Mr Cameron added another female face around the Cabinet table as former TV presenter Esther McVey, who keeps her job as minister for employment and disabilities, will now attend Cabinet. Ms McVey is not a full member of Cabinet.
Matt Hancock, a key ally of Chancellor George Osborne, takes the role of Minister of State for Business, Enterprise and Energy vacated by Mr Fallon, as well as being Minister for Portsmouth, and will attend Cabinet.
Labour described the reshuffle as a “massacre of the moderates” which marked a shift to the right by Mr Cameron less than a year ahead of the 2015 general election.
Universities minister David Willetts resigned and was replaced by Greg Clark, who will attend all Cabinet meetings.
Andrew Robathan quit as a minister in the Northern Ireland Office and Alan Duncan left his post at international development, while news of Hugh Robertson’s resignation from the Foreign Office filtered through while he was on an overseas trip in Beirut.
Nick Hurd said he was leaving his post as minister for civil society, while reports suggested policing minister Damian Green, rail minister Stephen Hammond and solicitor general Oliver Heald were all being sacked.
Explaining his decision to stand down as an MP, Mr Hague said: “After the general election I will return to my writing, while still giving very active support to the Conservative Party and campaigning on international causes I believe in.”
The Prime Minister said: “William Hague has been one of the leading lights of the Conservative Party for a generation, leading the party and serving in two Cabinets.
“Not only has he been a first-class Foreign Secretary, he has also been a close confidant, a wise counsellor and a great friend. He will remain as First Secretary of State and my de facto political deputy in the run-up to the election - and it is great to know that he will be a core part of the team working to ensure an outright Conservative victory at the next election.”
Departing Kenneth Clarke, 74, issued a parting shot at eurosceptics within the Tory party, insisting that no British government would want to quit the EU and saying that those pressing it to do so were “crackers”.
Mr Clarke said he regretted the departure of Mr Grieve, which has sparked speculation that Mr Cameron may be preparing the way for changes to Britain’s membership of the European Convention of Human Rights.
“I personally think it’s unthinkable we should leave the European Convention on Human Rights. It was drafted by British lawyers after the Second World War in order to protect the values which we fought the war for. It is the way in which we uphold the kind of values we strive for,” Mr Clarke told BBC Radio 4’s Today programme.
“Any government of this country is going to want Britain to stay in the European Union. It is the best way of affecting global political events and boosting our economy and the best way of protecting the interests of our citizens in a globalised world.”
Mr Cameron paid tribute to veteran Mr Clarke, who first entered government in 1972, served as health secretary, education secretary, home secretary, chancellor of the Exchequer and lord chancellor, and spent the last few years as Minister without Portfolio in a front-bench career lasting more than four decades.

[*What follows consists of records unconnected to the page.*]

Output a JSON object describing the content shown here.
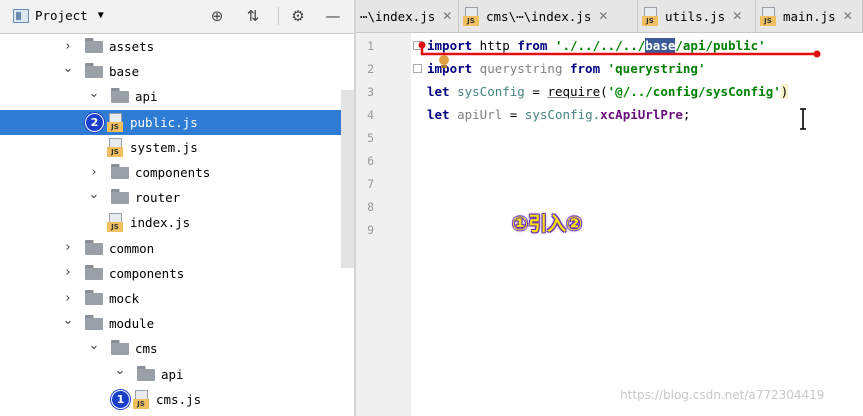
{
  "project_panel": {
    "title": "Project",
    "tree": [
      {
        "label": "assets",
        "type": "folder",
        "expanded": false,
        "depth": 1
      },
      {
        "label": "base",
        "type": "folder",
        "expanded": true,
        "depth": 1
      },
      {
        "label": "api",
        "type": "folder",
        "expanded": true,
        "depth": 2
      },
      {
        "label": "public.js",
        "type": "file",
        "depth": 3,
        "selected": true,
        "badge": "2"
      },
      {
        "label": "system.js",
        "type": "file",
        "depth": 3
      },
      {
        "label": "components",
        "type": "folder",
        "expanded": false,
        "depth": 2
      },
      {
        "label": "router",
        "type": "folder",
        "expanded": true,
        "depth": 2
      },
      {
        "label": "index.js",
        "type": "file",
        "depth": 3
      },
      {
        "label": "common",
        "type": "folder",
        "expanded": false,
        "depth": 1
      },
      {
        "label": "components",
        "type": "folder",
        "expanded": false,
        "depth": 1
      },
      {
        "label": "mock",
        "type": "folder",
        "expanded": false,
        "depth": 1
      },
      {
        "label": "module",
        "type": "folder",
        "expanded": true,
        "depth": 1
      },
      {
        "label": "cms",
        "type": "folder",
        "expanded": true,
        "depth": 2
      },
      {
        "label": "api",
        "type": "folder",
        "expanded": true,
        "depth": 3
      },
      {
        "label": "cms.js",
        "type": "file",
        "depth": 4,
        "badge": "1"
      }
    ],
    "header_icons": [
      "crosshair-icon",
      "collapse-icon",
      "gear-icon",
      "minimize-icon"
    ]
  },
  "editor": {
    "tabs": [
      {
        "label": "\\index.js",
        "prefix": "⋯",
        "icon": false
      },
      {
        "label": "cms\\⋯\\index.js",
        "icon": true
      },
      {
        "label": "utils.js",
        "icon": true
      },
      {
        "label": "main.js",
        "icon": true
      }
    ],
    "line_numbers": [
      "1",
      "2",
      "3",
      "4",
      "5",
      "6",
      "7",
      "8",
      "9"
    ],
    "code": {
      "l1": {
        "kw1": "import",
        "name": " http ",
        "kw2": "from",
        "str_pre": " './../../../",
        "str_hl": "base",
        "str_post": "/api/public'"
      },
      "l2": {
        "kw1": "import",
        "name": " querystring ",
        "kw2": "from",
        "str": " 'querystring'"
      },
      "l3": {
        "kw": "let",
        "name": " sysConfig ",
        "eq": "= ",
        "fn": "require",
        "open": "(",
        "str": "'@/../config/sysConfig'",
        "close": ")"
      },
      "l4": {
        "kw": "let",
        "name": " apiUrl ",
        "eq": "= ",
        "obj": "sysConfig.",
        "prop": "xcApiUrlPre",
        "end": ";"
      }
    },
    "annotation": "①引入②",
    "watermark": "https://blog.csdn.net/a772304419"
  },
  "colors": {
    "selection": "#2e7cd3",
    "badge": "#1a3fc9",
    "annotation": "#f5e100",
    "red_mark": "#e01010"
  }
}
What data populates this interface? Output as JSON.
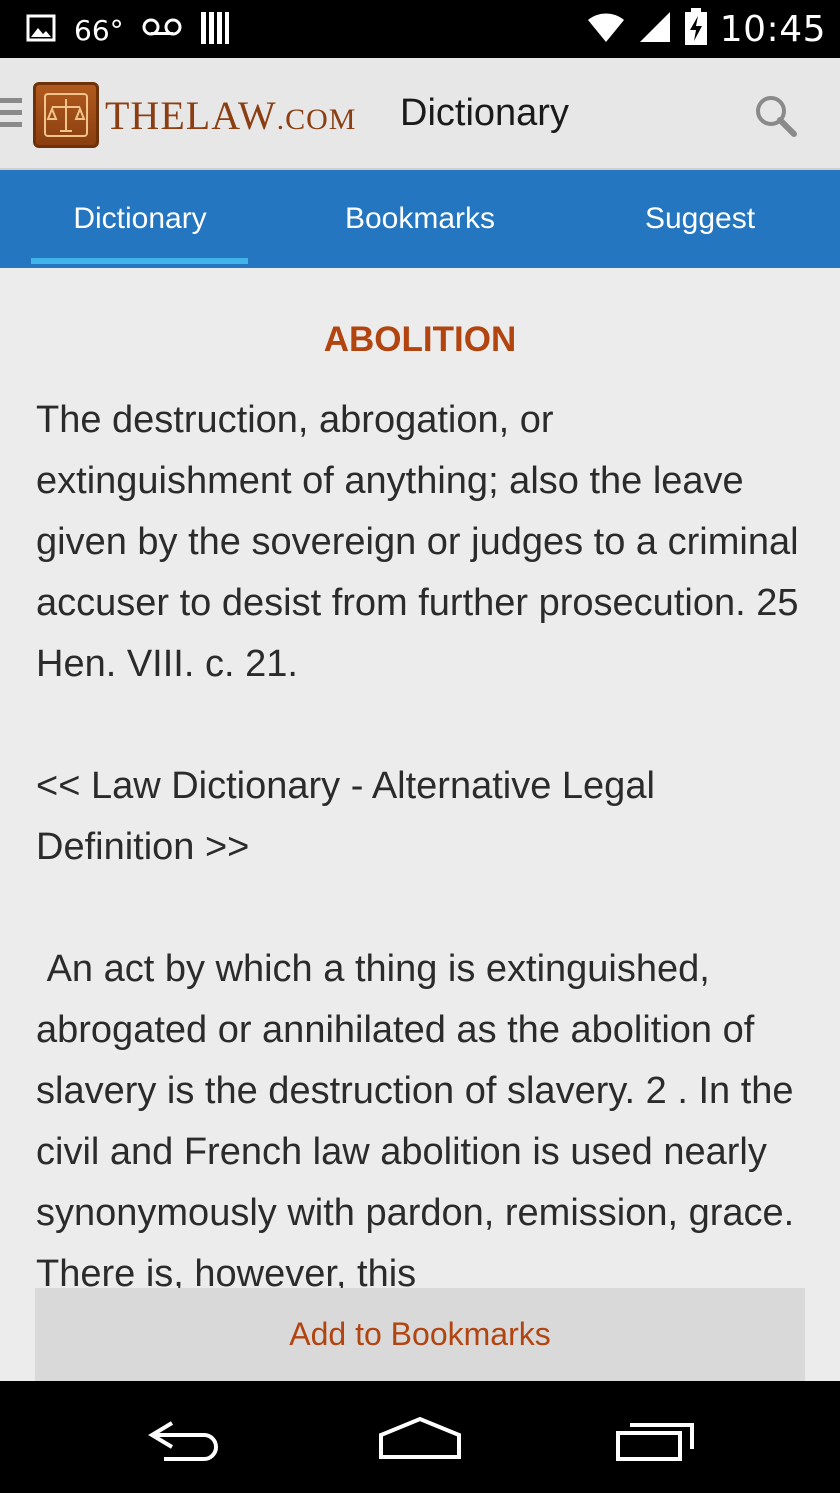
{
  "status_bar": {
    "temperature": "66°",
    "time": "10:45"
  },
  "action_bar": {
    "logo_main": "THELAW",
    "logo_suffix": ".COM",
    "title": "Dictionary"
  },
  "tabs": [
    {
      "label": "Dictionary",
      "selected": true
    },
    {
      "label": "Bookmarks",
      "selected": false
    },
    {
      "label": "Suggest",
      "selected": false
    }
  ],
  "entry": {
    "term": "ABOLITION",
    "definition_1": "The destruction, abrogation, or extinguishment of anything; also the leave given by the sovereign or judges to a criminal accuser to desist from further prosecution. 25 Hen. VIII. c. 21.",
    "alt_link": "<< Law Dictionary - Alternative Legal Definition >>",
    "definition_2": " An act by which a thing is extinguished, abrogated or annihilated as the abolition of slavery is the destruction of slavery. 2 . In the civil and French law abolition is used nearly synonymously with pardon, remission, grace. There is, however, this"
  },
  "bookmark_button": "Add to Bookmarks",
  "colors": {
    "accent": "#b1440f",
    "tab_bar": "#2376bf",
    "tab_indicator": "#41b5ea",
    "background": "#ececec"
  }
}
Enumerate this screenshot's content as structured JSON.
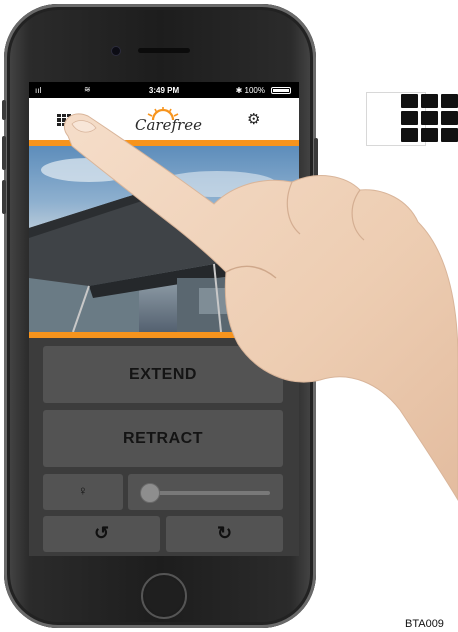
{
  "status_bar": {
    "signal": "ııl",
    "wifi": "≋",
    "time": "3:49 PM",
    "battery": "✱ 100%"
  },
  "app": {
    "logo_text": "Carefree",
    "menu_icon": "grid-menu-icon",
    "settings_icon": "gear-icon",
    "brand_color": "#f7941d",
    "buttons": {
      "extend": "EXTEND",
      "retract": "RETRACT"
    },
    "controls": {
      "light_icon": "light-bulb-icon",
      "dimmer_level": 0.05,
      "rotate_left_icon": "rotate-left-icon",
      "rotate_right_icon": "rotate-right-icon"
    }
  },
  "callout_icon": "grid-menu-icon",
  "figure_code": "BTA009"
}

“Ken Clarke has been a political Titan for more than a generation,” said the Prime Minister. “His wise and trenchant views will be missed around the Cabinet table.”
Labour highlighted Mr Hammond’s Euroscepticism in an attack on the Tories over a lurch to the right.
Shadow Cabinet Office minister Michael Dugher said: “This speaks volumes about David Cameron’s leadership.
“Four years of failure to promote women and now we have the massacre of the moderates.
“Britain’s foreign policy is now set to be led by a man who has talked about taking us out of the EU. The Tories are now retreating out of Europe with all the threat that poses to jobs and business in Britain.
“This reshuffle shows how weak David Cameron is, running scared of his own right wing. That’s why he cannot focus on the big challenges facing families up and down the country.”